● Problem requirements: Report the count of lines in the listing below that include the string "title", with no other text.

● Supplied entries:
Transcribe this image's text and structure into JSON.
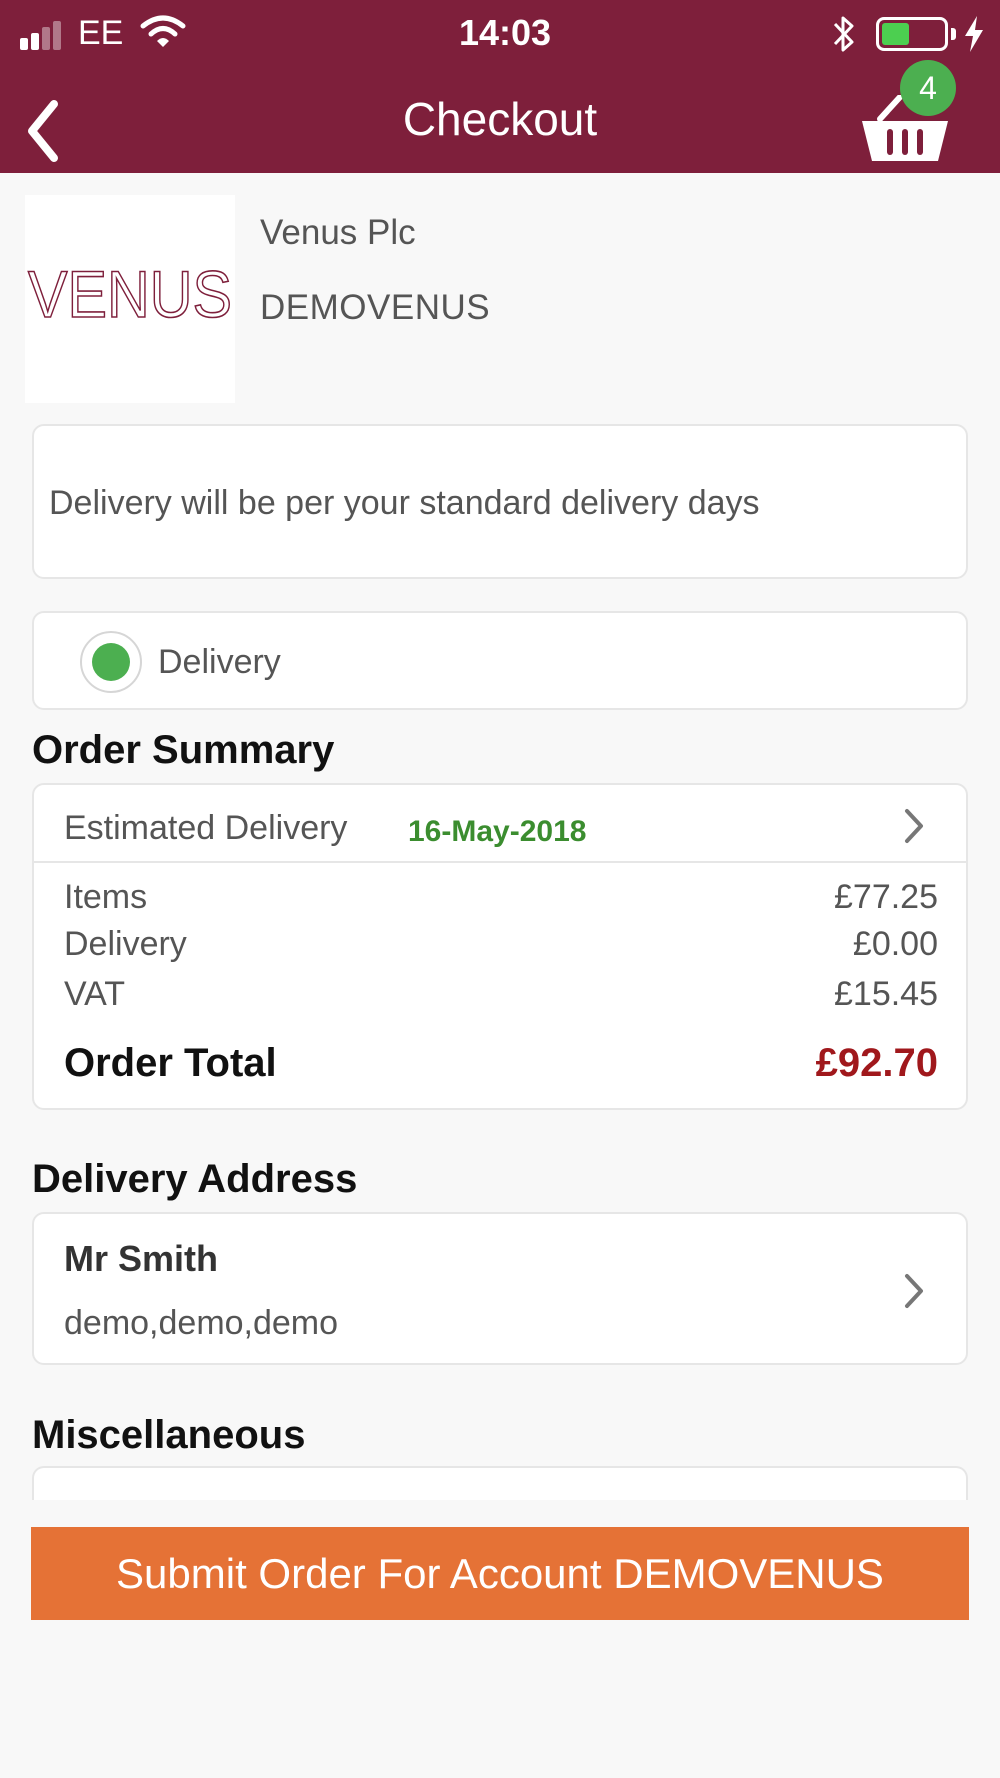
{
  "status_bar": {
    "carrier": "EE",
    "time": "14:03",
    "battery_level": 0.45
  },
  "header": {
    "title": "Checkout",
    "basket_count": "4"
  },
  "merchant": {
    "logo_text": "VENUS",
    "name": "Venus Plc",
    "account": "DEMOVENUS"
  },
  "delivery_note": "Delivery will be per your standard delivery days",
  "delivery_method": {
    "label": "Delivery",
    "selected": true
  },
  "order_summary": {
    "title": "Order Summary",
    "estimated_delivery_label": "Estimated Delivery",
    "estimated_delivery_date": "16-May-2018",
    "lines": [
      {
        "label": "Items",
        "value": "£77.25"
      },
      {
        "label": "Delivery",
        "value": "£0.00"
      },
      {
        "label": "VAT",
        "value": "£15.45"
      }
    ],
    "total_label": "Order Total",
    "total_value": "£92.70"
  },
  "delivery_address": {
    "title": "Delivery Address",
    "name": "Mr Smith",
    "lines": "demo,demo,demo"
  },
  "miscellaneous": {
    "title": "Miscellaneous"
  },
  "submit_label": "Submit Order For Account DEMOVENUS",
  "colors": {
    "header": "#7e1f3b",
    "accent_green": "#4caf50",
    "submit": "#e57236",
    "total": "#a0181c"
  },
  "icons": [
    "signal-icon",
    "wifi-icon",
    "bluetooth-icon",
    "battery-icon",
    "charging-icon",
    "back-chevron-icon",
    "basket-icon",
    "chevron-right-icon"
  ]
}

● Reply to the task: 4